AirPort printer sharing isn’t restricted to Macs: Windows PCs can also use an Air-Port print server. To set this up, you’ll need the AirPort’s IP number. (By default, it’s at 10.0.1.1.) With the PC attached to the AirPort wireless network, open the Add Printer wizard in Printers and Faxes. Following the steps in the wizard, create a local printer, deselecting the Automatically Configure option. Next, click to create a new Standard TCP/IP Port, and enter your AirPort’s IP number in the IP number field. If the IP number is 10.0.1.1, the queue name should automatically fill in as IP_10.0.1.1. In the next screen, select Standard as the device type, and then specify Hewlett Packard Jet Direct. Finally, click on Finish, and then select your printer make and model from the list of available drivers.

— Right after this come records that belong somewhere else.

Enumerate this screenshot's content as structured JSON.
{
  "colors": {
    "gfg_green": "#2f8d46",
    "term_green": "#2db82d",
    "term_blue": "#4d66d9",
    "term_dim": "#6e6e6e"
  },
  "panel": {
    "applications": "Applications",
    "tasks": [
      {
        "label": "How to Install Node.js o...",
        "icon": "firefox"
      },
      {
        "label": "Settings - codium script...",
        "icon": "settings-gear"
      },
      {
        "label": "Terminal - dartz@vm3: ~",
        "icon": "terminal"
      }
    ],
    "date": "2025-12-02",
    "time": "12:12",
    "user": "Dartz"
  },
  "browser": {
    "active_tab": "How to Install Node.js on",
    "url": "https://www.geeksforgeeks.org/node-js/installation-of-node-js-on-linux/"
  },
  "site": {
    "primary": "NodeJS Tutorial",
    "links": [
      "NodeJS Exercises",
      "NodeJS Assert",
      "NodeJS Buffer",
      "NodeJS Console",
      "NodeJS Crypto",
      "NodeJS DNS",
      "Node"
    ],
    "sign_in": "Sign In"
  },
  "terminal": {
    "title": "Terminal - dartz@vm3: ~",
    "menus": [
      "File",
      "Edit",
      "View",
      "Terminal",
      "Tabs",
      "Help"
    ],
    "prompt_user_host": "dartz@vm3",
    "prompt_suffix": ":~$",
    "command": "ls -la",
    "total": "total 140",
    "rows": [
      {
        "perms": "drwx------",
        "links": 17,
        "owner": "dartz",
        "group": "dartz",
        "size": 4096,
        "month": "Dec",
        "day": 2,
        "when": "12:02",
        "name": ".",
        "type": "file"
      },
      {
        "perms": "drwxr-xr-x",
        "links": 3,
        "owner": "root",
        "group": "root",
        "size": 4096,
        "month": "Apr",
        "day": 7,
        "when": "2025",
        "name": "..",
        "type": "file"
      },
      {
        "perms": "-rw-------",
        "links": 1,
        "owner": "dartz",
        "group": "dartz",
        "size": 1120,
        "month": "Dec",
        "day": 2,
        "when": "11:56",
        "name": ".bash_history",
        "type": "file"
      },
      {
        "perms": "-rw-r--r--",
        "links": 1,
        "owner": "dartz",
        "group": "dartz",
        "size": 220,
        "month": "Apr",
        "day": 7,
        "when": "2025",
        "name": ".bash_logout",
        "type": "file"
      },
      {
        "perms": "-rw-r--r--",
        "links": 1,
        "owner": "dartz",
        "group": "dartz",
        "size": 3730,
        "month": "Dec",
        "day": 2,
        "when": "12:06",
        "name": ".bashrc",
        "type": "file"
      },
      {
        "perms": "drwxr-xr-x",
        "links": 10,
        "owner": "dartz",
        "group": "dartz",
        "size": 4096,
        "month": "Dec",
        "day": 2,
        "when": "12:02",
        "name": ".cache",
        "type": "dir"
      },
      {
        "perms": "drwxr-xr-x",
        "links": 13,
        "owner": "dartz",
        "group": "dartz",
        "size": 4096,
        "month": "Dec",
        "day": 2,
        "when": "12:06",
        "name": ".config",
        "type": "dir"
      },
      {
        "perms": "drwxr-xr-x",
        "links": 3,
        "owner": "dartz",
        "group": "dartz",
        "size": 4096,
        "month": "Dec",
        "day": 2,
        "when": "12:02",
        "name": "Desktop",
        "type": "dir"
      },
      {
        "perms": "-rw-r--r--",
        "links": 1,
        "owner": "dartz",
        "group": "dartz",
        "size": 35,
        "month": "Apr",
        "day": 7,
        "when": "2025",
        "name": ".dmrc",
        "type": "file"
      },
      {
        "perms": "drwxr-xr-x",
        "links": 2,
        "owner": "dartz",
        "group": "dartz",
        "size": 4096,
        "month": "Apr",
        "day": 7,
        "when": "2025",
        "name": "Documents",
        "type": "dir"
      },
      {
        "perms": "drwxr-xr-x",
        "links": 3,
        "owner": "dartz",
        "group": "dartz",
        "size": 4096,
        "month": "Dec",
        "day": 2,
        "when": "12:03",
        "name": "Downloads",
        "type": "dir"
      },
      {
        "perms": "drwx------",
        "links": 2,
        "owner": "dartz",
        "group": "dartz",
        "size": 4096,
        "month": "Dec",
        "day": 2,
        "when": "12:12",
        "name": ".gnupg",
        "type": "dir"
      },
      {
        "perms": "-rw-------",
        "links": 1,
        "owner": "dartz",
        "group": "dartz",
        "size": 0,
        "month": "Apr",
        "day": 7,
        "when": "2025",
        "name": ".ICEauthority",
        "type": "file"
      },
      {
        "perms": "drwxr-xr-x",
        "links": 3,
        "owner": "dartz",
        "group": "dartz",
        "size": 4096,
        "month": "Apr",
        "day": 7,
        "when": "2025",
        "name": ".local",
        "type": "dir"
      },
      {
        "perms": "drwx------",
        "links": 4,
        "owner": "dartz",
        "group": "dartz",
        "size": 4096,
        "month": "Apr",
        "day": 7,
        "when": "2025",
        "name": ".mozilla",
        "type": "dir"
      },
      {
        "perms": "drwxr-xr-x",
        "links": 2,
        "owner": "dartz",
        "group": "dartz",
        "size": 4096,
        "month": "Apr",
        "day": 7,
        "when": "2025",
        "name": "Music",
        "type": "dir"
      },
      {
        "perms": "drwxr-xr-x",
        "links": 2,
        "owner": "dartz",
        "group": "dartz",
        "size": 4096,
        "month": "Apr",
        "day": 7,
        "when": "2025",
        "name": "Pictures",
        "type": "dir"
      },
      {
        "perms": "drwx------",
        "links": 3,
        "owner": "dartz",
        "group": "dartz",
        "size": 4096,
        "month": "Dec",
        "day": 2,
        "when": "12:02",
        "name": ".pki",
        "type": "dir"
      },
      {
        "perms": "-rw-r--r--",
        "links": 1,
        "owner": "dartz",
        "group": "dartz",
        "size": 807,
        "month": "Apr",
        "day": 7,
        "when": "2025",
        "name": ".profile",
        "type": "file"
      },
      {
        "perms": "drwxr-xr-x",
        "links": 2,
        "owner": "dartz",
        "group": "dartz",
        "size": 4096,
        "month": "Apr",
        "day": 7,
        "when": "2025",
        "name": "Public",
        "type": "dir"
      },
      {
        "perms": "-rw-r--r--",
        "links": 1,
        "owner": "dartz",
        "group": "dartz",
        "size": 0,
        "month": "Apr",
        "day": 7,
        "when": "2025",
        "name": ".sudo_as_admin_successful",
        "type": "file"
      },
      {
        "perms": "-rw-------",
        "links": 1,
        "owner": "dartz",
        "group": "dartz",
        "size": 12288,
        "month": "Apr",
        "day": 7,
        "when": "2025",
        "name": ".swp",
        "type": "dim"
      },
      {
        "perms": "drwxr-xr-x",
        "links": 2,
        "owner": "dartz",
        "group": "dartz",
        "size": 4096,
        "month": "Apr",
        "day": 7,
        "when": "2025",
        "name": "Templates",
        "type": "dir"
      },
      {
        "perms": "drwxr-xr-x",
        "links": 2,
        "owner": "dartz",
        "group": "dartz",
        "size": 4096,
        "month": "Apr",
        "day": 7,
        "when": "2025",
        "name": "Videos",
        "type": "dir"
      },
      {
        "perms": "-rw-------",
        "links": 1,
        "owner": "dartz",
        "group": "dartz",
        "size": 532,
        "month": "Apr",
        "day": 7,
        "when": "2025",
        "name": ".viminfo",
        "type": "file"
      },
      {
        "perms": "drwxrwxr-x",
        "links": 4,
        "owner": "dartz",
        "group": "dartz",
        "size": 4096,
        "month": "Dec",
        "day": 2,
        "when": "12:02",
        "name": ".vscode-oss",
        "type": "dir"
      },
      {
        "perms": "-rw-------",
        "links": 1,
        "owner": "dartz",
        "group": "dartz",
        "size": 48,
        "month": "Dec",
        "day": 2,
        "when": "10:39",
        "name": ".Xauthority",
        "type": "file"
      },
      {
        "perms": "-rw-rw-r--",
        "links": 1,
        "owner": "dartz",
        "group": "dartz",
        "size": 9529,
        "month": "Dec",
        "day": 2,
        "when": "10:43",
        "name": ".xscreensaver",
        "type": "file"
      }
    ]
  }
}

If you’re using Windows XP, 2000, or 2003, there’s a simpler solution: Apple’s
Bonjour for Windows. Once installed, the included Printer Wizard displays a list of available printers on your subnet; just select your AirPort-shared printer, click on OK, and select the printer make and model from the list.
Printer + Print Server = Network Printer
Some printers are meant to be shared; some aren’t. Network-ready printers can process print jobs on their own. Such printers also typically hold plenty of paper, ink, and toner. Models that aren’t meant to be shared are called host-based printers, meaning that they rely on the attached computer to figure out where to put the ink on the paper.
Host-based printers are also not designed to work with print servers—devices that attach to a printer’s USB or parallel port and make the printer available on a network. The AirPort base station is a very capable print server, too, although it can’t queue jobs internally. (Networking aficionados will be pleased to note that AirPort uses the familiar AppSocket [or JetDirect] protocol on TCP port 9100.)
AirPort is unique among print servers in that it doesn’t care whether the attached printer is host-based or network-ready. Apple’s Remote I/O USB Printing protocol simply extends the USB data stream over the network. But network traffic tends to flow in bursts, not the steady and predictable stream of a USB connection. Therefore, if the printer’s hardware isn’t capable of queuing and buffering incoming data, it may be unreliable when used in a network setting.
Note that when you use a print server, you lose access to whatever utilities your printer has for monitoring its ink supply, paper jams, and the like. These utilities require a direct USB connection and don’t work over network connections. Such limitations are part and parcel of network printing, and are true of any print server.